David Paul Morris | Bloomberg | Getty Images An attendee photographs the new Apple Inc. iPhone 7 Plus during an event in San Francisco, California, U.S., on Wednesday, Sept. 7, 2016.
There's something everybody is forgetting about the iPhone 8: It's not just about the hardware.
Check most analyst notes over the past several months and you'll find discussions about bright and colorful new OLED screens that are coming to the high-end iPhone 8.
Or you'll read about new 3D sensors that can detect a user's face to unlock the phone, ending the need for a fingerprint in order to gain access. Still other reports mention wireless charging, which will give users the option to drop their iPhones on a small pad to charge it, with no need to seek a power outlet.
There's a lot of exciting hardware to look forward to, it seems. Except most of that hardware is already available on other devices, such as the Galaxy S8 and Galaxy S8+.
But Apple knows hardware isn't the only thing that's important in smartphone design. It's not just about a sharp display or a fancy new sensor that can recognize faces. Apple sells a package deal that includes great hardware, great software and a great experience.
It's why people continue to buy new iPhones, even between new launches, and why they don't care about raw hardware specs.
Here are a couple ways we can expect the iPhone 8 to wow users, even if many of the hardware features are already available elsewhere.
Apple improves and validates existing tech
First, Apple often takes features that are already in the market and implements them in a better way.
For instance, Motorola launched a fingerprint reader on the Motorola Atrix, a phone sold through AT&T, way back in 2011.
The reason nobody remembers that fingerprint reader is because it was awful at recognizing a fingerprint. It was barely usable and served little function except to unlock the phone.
Then Apple introduced a fingerprint reader, dubbed Touch ID, in 2013 and suddenly every phone on the market was shipping with one. The difference? Apple's Touch ID worked, and it was tied to Apple's services. A working fingerprint reader drew awe from its users.
Or, for another example, Apple Pay wasn't the first mobile payments solution. Android Pay and others preceded it — including one with the unfortunate name of "Isis" created by several U.S. carriers — but Apple's worked. Plus, it tied in with Touch ID so you could use your fingerprint to verify your identity before making a payment.

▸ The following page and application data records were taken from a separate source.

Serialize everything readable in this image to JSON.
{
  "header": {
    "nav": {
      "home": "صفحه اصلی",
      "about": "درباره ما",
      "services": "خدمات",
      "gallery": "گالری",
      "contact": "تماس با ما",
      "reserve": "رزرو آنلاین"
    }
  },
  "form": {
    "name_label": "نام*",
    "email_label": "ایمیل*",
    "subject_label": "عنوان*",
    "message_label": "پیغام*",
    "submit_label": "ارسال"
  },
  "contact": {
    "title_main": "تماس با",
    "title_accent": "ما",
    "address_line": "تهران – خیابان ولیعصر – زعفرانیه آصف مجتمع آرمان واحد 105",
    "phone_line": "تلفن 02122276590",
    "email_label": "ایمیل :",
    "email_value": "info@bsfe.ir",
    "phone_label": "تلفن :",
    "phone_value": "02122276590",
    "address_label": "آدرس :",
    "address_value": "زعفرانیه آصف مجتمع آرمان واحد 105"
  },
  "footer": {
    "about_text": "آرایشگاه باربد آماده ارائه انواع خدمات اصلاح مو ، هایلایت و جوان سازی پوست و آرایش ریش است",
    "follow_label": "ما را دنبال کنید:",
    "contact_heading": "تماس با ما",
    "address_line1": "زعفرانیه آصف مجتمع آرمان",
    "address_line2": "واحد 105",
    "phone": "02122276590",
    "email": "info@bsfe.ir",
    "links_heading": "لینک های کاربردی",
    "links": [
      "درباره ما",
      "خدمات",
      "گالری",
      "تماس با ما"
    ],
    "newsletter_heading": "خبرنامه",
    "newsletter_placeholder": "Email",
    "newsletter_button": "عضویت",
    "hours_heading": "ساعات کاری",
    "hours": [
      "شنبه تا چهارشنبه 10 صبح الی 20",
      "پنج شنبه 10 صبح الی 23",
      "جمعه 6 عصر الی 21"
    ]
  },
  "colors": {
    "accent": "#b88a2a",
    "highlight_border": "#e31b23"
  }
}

Equally important, people can use Apple Pay through Apple's built in Wallet app, but that app does other useful things as well, like storing airplane boarding passes and Dunkin Donuts gift cards.
Todd Haselton | CNBC
So imagine how Apple's software might improve the hardware features it's reported to be including in the iPhone 8.
With wireless charging, perhaps you'll be able to check the status of your iPhone charge remotely from a Mac or Apple Watch. Or imagine a wireless charging pad in your car that simultaneously syncs your phone with the car.
Or, think about how face detection could evolve. If I smile, for example, perhaps the phone would not only unlock but also prepare to take a selfie. Or maybe it can turn that smile or frown into a custom emoji.
The point is, Apple doesn't just take a piece of hardware off the shelf and toss it in a phone for kicks and giggles — any manufacturer can do that. It takes hardware, software and (increasingly) services, and tries to stitch them together into useful experiences.
Nobody can scale AR like Apple
iOS 11 will introduce support for augmented reality (AR) applications, thanks to new ARKit developer tools introduced in June.
Apple's betting this is going to be a big deal — CEO Tim Cook recently told CNBC that AR will make the iPhone "even more essential" for people's lives.
You might soon be able to use your iPhone as a "virtual" tape measure to measure an item, for example. A teacher might drop a gorilla into the classroom while teaching students about animals, or a professor might do the same with a 3D beating heart, floating in space only viewable through the screen of an iPhone.
This isn't new.
Google's "Project Tango" envisions the same use-cases, but only two companies, Lenovo and Asus, have embedded the functions into new smartphones. Lenovo's is the only one to make it to market to date.
The difference is that, thanks to ARKit, millions of iPhones will gain this functionality with no additional hardware required.
Your phone doesn't "already do that"
So while you may hear folks say "my phone can already do that" between now and September, that doesn't necessarily mean Apple is playing catch-up to what other smartphones already offer.
History tells us Apple tends to lead by refining existing functions. In September, we'll learn how.